▸ **About this task**: Set it all down exactly, every record and every line.

[Opening Given data section]

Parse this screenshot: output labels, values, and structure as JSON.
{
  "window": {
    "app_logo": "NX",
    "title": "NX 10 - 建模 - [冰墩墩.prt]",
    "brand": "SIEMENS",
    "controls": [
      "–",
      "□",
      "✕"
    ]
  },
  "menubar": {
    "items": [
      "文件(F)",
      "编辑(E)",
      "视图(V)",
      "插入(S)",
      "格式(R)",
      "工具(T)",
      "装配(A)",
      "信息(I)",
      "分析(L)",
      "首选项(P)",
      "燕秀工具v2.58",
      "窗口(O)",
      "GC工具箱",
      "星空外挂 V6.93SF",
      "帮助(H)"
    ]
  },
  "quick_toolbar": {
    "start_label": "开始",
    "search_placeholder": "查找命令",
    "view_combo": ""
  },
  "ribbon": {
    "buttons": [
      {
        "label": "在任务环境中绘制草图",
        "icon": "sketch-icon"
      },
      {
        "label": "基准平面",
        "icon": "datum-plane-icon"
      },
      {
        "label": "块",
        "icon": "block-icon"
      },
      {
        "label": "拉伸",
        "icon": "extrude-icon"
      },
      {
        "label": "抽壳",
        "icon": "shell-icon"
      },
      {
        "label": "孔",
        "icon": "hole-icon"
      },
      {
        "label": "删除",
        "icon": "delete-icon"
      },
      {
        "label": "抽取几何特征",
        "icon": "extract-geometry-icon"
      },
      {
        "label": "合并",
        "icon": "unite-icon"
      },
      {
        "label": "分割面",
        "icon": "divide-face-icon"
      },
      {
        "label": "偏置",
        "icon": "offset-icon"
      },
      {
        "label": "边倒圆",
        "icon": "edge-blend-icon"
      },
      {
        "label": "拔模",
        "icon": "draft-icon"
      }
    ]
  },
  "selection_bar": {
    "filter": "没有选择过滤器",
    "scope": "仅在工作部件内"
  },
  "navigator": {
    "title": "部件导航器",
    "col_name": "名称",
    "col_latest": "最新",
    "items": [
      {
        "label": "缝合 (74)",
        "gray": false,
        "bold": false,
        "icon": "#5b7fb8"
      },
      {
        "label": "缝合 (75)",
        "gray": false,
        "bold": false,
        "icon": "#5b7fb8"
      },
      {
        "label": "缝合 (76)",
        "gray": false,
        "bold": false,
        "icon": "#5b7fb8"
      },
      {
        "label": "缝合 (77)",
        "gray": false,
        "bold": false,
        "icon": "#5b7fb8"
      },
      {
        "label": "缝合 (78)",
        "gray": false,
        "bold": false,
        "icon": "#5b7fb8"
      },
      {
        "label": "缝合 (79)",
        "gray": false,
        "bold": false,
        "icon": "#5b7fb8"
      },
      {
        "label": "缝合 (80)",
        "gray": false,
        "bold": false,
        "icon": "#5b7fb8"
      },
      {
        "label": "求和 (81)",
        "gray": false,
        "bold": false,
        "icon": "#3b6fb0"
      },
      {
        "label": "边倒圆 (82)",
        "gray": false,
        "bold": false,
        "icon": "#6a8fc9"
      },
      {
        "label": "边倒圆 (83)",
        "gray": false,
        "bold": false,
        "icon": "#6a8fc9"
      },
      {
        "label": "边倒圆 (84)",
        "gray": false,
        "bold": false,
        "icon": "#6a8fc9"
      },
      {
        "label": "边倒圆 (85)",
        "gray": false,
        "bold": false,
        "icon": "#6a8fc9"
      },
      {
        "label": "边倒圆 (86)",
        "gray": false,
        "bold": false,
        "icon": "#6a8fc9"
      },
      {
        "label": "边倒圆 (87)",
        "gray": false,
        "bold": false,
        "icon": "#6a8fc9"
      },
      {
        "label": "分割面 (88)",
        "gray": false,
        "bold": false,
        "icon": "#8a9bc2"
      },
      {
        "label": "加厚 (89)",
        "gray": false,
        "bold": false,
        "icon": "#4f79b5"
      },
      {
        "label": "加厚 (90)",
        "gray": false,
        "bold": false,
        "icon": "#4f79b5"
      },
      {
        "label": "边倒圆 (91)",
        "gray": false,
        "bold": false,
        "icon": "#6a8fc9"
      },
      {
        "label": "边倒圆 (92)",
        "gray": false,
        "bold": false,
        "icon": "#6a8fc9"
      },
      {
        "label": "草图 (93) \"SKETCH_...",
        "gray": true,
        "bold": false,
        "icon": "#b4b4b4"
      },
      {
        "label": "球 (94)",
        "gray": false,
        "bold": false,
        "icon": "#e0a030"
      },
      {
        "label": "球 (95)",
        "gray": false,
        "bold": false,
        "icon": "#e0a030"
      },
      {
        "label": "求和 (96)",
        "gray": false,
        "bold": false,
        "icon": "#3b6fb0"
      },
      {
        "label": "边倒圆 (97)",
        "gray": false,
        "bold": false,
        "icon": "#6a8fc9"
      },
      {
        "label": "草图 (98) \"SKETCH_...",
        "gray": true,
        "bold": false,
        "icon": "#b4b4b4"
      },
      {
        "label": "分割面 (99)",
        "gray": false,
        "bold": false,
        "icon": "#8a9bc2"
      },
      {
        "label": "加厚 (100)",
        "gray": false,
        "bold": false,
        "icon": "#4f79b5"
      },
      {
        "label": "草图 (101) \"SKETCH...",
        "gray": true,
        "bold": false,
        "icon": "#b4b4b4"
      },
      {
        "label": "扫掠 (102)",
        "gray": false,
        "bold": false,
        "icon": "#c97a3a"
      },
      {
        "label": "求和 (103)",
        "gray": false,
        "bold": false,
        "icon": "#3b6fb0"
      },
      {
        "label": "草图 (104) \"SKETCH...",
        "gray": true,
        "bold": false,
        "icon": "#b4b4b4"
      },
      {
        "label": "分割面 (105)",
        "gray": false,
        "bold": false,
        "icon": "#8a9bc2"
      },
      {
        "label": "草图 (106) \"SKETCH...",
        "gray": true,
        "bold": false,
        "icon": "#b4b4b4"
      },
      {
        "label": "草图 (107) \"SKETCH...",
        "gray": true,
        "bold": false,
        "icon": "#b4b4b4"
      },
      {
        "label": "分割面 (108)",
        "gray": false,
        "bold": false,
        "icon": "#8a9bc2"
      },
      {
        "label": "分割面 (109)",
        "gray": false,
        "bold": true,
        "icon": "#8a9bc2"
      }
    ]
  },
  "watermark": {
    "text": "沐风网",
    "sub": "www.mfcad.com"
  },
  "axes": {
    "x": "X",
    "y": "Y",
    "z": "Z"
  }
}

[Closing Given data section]

▸ **Output of the task**:
Parse this screenshot: output labels, values, and structure as JSON.
{
  "window": {
    "app_logo": "NX",
    "title": "NX 10 - 建模 - [冰墩墩.prt]",
    "brand": "SIEMENS",
    "controls": [
      "–",
      "□",
      "✕"
    ]
  },
  "menubar": {
    "items": [
      "文件(F)",
      "编辑(E)",
      "视图(V)",
      "插入(S)",
      "格式(R)",
      "工具(T)",
      "装配(A)",
      "信息(I)",
      "分析(L)",
      "首选项(P)",
      "燕秀工具v2.58",
      "窗口(O)",
      "GC工具箱",
      "星空外挂 V6.93SF",
      "帮助(H)"
    ]
  },
  "quick_toolbar": {
    "start_label": "开始",
    "search_placeholder": "查找命令",
    "view_combo": ""
  },
  "ribbon": {
    "buttons": [
      {
        "label": "在任务环境中绘制草图",
        "icon": "sketch-icon"
      },
      {
        "label": "基准平面",
        "icon": "datum-plane-icon"
      },
      {
        "label": "块",
        "icon": "block-icon"
      },
      {
        "label": "拉伸",
        "icon": "extrude-icon"
      },
      {
        "label": "抽壳",
        "icon": "shell-icon"
      },
      {
        "label": "孔",
        "icon": "hole-icon"
      },
      {
        "label": "删除",
        "icon": "delete-icon"
      },
      {
        "label": "抽取几何特征",
        "icon": "extract-geometry-icon"
      },
      {
        "label": "合并",
        "icon": "unite-icon"
      },
      {
        "label": "分割面",
        "icon": "divide-face-icon"
      },
      {
        "label": "偏置",
        "icon": "offset-icon"
      },
      {
        "label": "边倒圆",
        "icon": "edge-blend-icon"
      },
      {
        "label": "拔模",
        "icon": "draft-icon"
      }
    ]
  },
  "selection_bar": {
    "filter": "没有选择过滤器",
    "scope": "仅在工作部件内"
  },
  "navigator": {
    "title": "部件导航器",
    "col_name": "名称",
    "col_latest": "最新",
    "items": [
      {
        "label": "缝合 (74)",
        "gray": false,
        "bold": false,
        "icon": "#5b7fb8"
      },
      {
        "label": "缝合 (75)",
        "gray": false,
        "bold": false,
        "icon": "#5b7fb8"
      },
      {
        "label": "缝合 (76)",
        "gray": false,
        "bold": false,
        "icon": "#5b7fb8"
      },
      {
        "label": "缝合 (77)",
        "gray": false,
        "bold": false,
        "icon": "#5b7fb8"
      },
      {
        "label": "缝合 (78)",
        "gray": false,
        "bold": false,
        "icon": "#5b7fb8"
      },
      {
        "label": "缝合 (79)",
        "gray": false,
        "bold": false,
        "icon": "#5b7fb8"
      },
      {
        "label": "缝合 (80)",
        "gray": false,
        "bold": false,
        "icon": "#5b7fb8"
      },
      {
        "label": "求和 (81)",
        "gray": false,
        "bold": false,
        "icon": "#3b6fb0"
      },
      {
        "label": "边倒圆 (82)",
        "gray": false,
        "bold": false,
        "icon": "#6a8fc9"
      },
      {
        "label": "边倒圆 (83)",
        "gray": false,
        "bold": false,
        "icon": "#6a8fc9"
      },
      {
        "label": "边倒圆 (84)",
        "gray": false,
        "bold": false,
        "icon": "#6a8fc9"
      },
      {
        "label": "边倒圆 (85)",
        "gray": false,
        "bold": false,
        "icon": "#6a8fc9"
      },
      {
        "label": "边倒圆 (86)",
        "gray": false,
        "bold": false,
        "icon": "#6a8fc9"
      },
      {
        "label": "边倒圆 (87)",
        "gray": false,
        "bold": false,
        "icon": "#6a8fc9"
      },
      {
        "label": "分割面 (88)",
        "gray": false,
        "bold": false,
        "icon": "#8a9bc2"
      },
      {
        "label": "加厚 (89)",
        "gray": false,
        "bold": false,
        "icon": "#4f79b5"
      },
      {
        "label": "加厚 (90)",
        "gray": false,
        "bold": false,
        "icon": "#4f79b5"
      },
      {
        "label": "边倒圆 (91)",
        "gray": false,
        "bold": false,
        "icon": "#6a8fc9"
      },
      {
        "label": "边倒圆 (92)",
        "gray": false,
        "bold": false,
        "icon": "#6a8fc9"
      },
      {
        "label": "草图 (93) \"SKETCH_...",
        "gray": true,
        "bold": false,
        "icon": "#b4b4b4"
      },
      {
        "label": "球 (94)",
        "gray": false,
        "bold": false,
        "icon": "#e0a030"
      },
      {
        "label": "球 (95)",
        "gray": false,
        "bold": false,
        "icon": "#e0a030"
      },
      {
        "label": "求和 (96)",
        "gray": false,
        "bold": false,
        "icon": "#3b6fb0"
      },
      {
        "label": "边倒圆 (97)",
        "gray": false,
        "bold": false,
        "icon": "#6a8fc9"
      },
      {
        "label": "草图 (98) \"SKETCH_...",
        "gray": true,
        "bold": false,
        "icon": "#b4b4b4"
      },
      {
        "label": "分割面 (99)",
        "gray": false,
        "bold": false,
        "icon": "#8a9bc2"
      },
      {
        "label": "加厚 (100)",
        "gray": false,
        "bold": false,
        "icon": "#4f79b5"
      },
      {
        "label": "草图 (101) \"SKETCH...",
        "gray": true,
        "bold": false,
        "icon": "#b4b4b4"
      },
      {
        "label": "扫掠 (102)",
        "gray": false,
        "bold": false,
        "icon": "#c97a3a"
      },
      {
        "label": "求和 (103)",
        "gray": false,
        "bold": false,
        "icon": "#3b6fb0"
      },
      {
        "label": "草图 (104) \"SKETCH...",
        "gray": true,
        "bold": false,
        "icon": "#b4b4b4"
      },
      {
        "label": "分割面 (105)",
        "gray": false,
        "bold": false,
        "icon": "#8a9bc2"
      },
      {
        "label": "草图 (106) \"SKETCH...",
        "gray": true,
        "bold": false,
        "icon": "#b4b4b4"
      },
      {
        "label": "草图 (107) \"SKETCH...",
        "gray": true,
        "bold": false,
        "icon": "#b4b4b4"
      },
      {
        "label": "分割面 (108)",
        "gray": false,
        "bold": false,
        "icon": "#8a9bc2"
      },
      {
        "label": "分割面 (109)",
        "gray": false,
        "bold": true,
        "icon": "#8a9bc2"
      }
    ]
  },
  "watermark": {
    "text": "沐风网",
    "sub": "www.mfcad.com"
  },
  "axes": {
    "x": "X",
    "y": "Y",
    "z": "Z"
  }
}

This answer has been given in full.